McDonald's - I am not a fan of McD's. Lots of reasons. But sometimes hitting the drive thru is what has to happen. And better a salad than a Big Mac and fries, right? You don't choose McD's because it's healthy but that doesn't mean you can't try and make a healthy choice if you're there. I like the Southwest grilled chicken salad with Newman's Own southwest dressing. I take most of the cheese off and skip the crispy tortilla strips.
And the salads to avoid... the salads that sound delicious, sound like they have good ingredients, but are really loaded with hidden calories, processed foods, and other pitfalls. The first salad that comes to mind is one that used to be a favorite- when I was driven only by my tastebuds- is the Quesadilla Explosion Salad at Chili's. Sounds like a good thing- cilantro, grilled chicken, some kind of balsamic dressing. But this salad packs in 1300 calories and 86 g of fat as served! If you're at Chili's, go for a house salad (150 calories, 6 g fat) with oil & vinegar or treat yourself to avocado ranch dressing (140 calories, 14 g fat) and a cup of chicken enchilada soup (190 calories and 12 g fat).

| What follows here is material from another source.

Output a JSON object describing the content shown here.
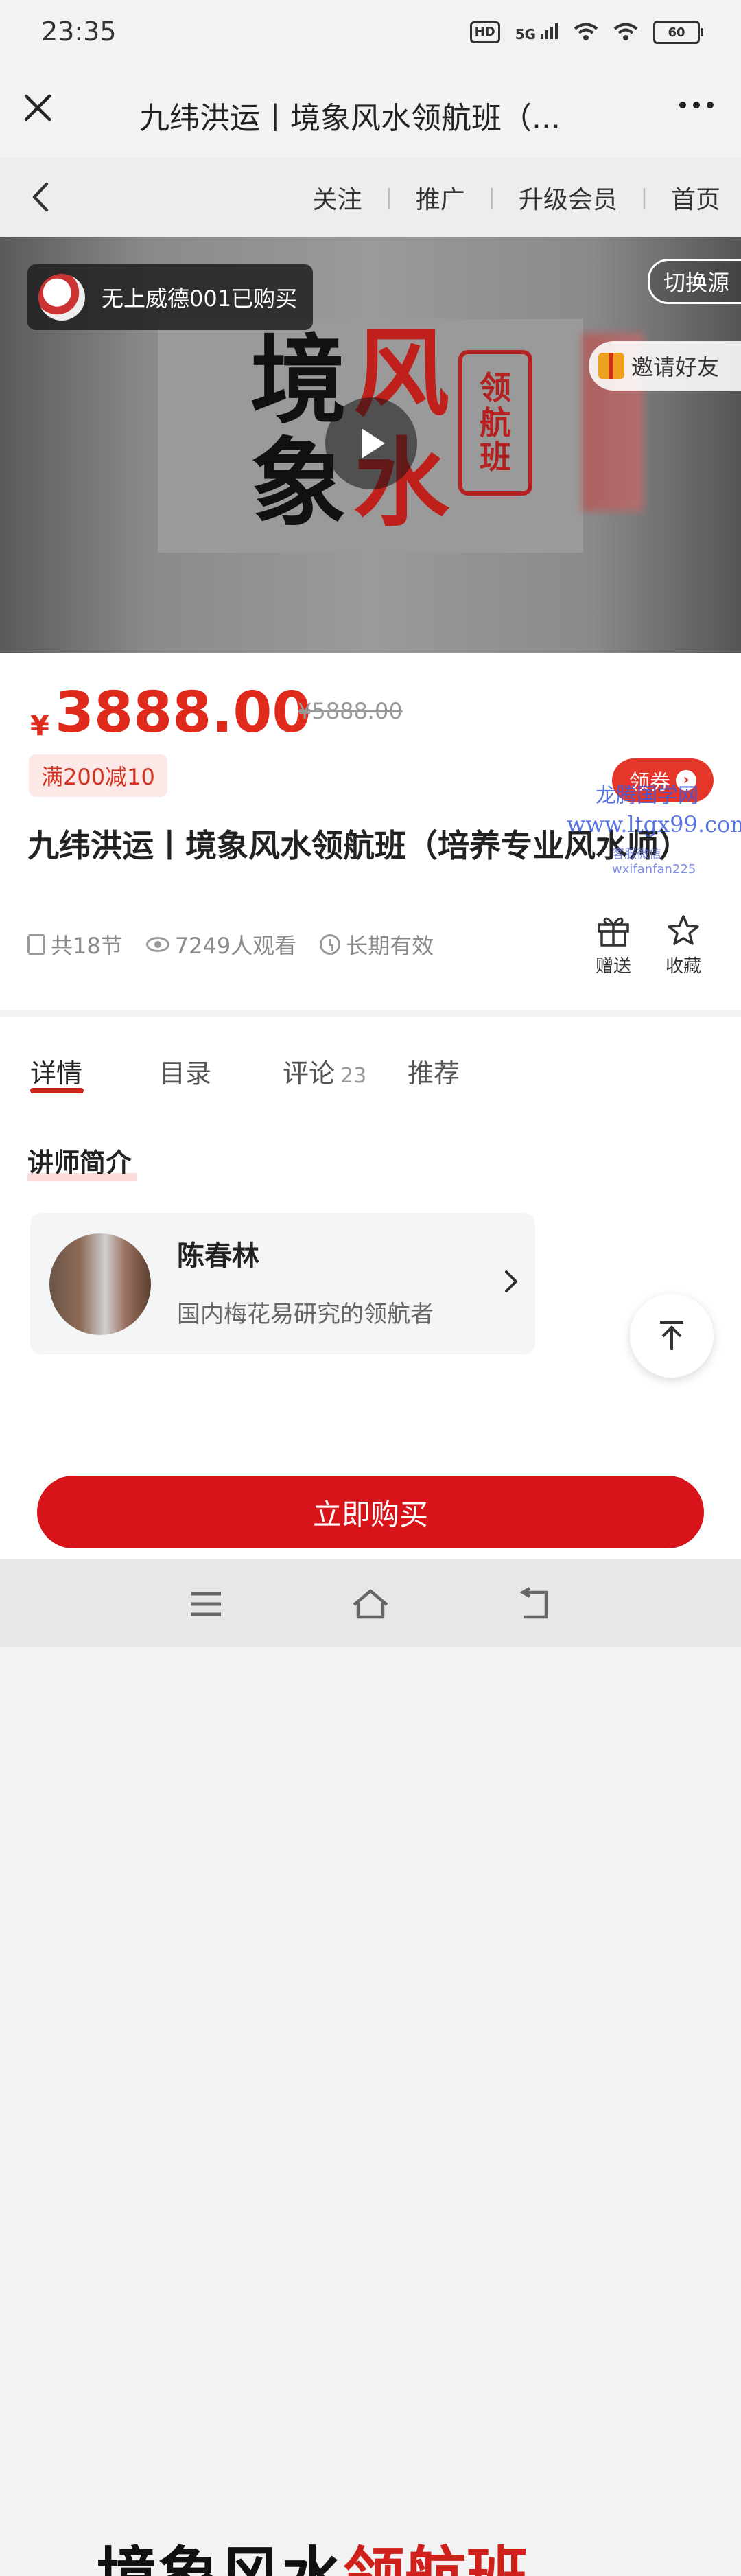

My other favorite restaurant salad used to be Applebee's oriental chicken salad. I'd even order it with extra dressing, extra nuts, and extra noodles. Iceberg lettuce, fried chicken strips, fried crunchy noodles, slivered almonds, and an oriental vinaigrette dressing. Reading it now- doesn't sound even remotely healthy. I did eventually start asking for it with grilled chicken and skipped the extra nuts, noodles, and dressing. Regular sized salad with grilled chicken- 1,290 calories. *gulp* And going from the fried strips of chicken to grilled? Only saves about 100 calories. A half grilled chicken salad without the dressing is 340 calories... so I guess you know the main culprit. Try the seasonal berry and spinach salad for 620 calories for the regular size, as served, with dressing. Better yet, half size it for 340 calories.
Salads can be a great way to get in your colors and get those 5 servings of fruits and veggies each day. You just have to be careful about what you put on your plate and in your mouth! Know where you are going and what your options are by studying nutrition information online before you go. Educate yourself on ingredients that bring down the health level- keeping a careful eye on dressings and toppings. And never be afraid to ask about ingredients or ask for nutritional information at the restaurant!
Happy Salad Eating!
(Ironically, I wrote this post prior to receiving an e-mail about the "Eat This, Not That" article: 20 Salads Worse Than A Whopper)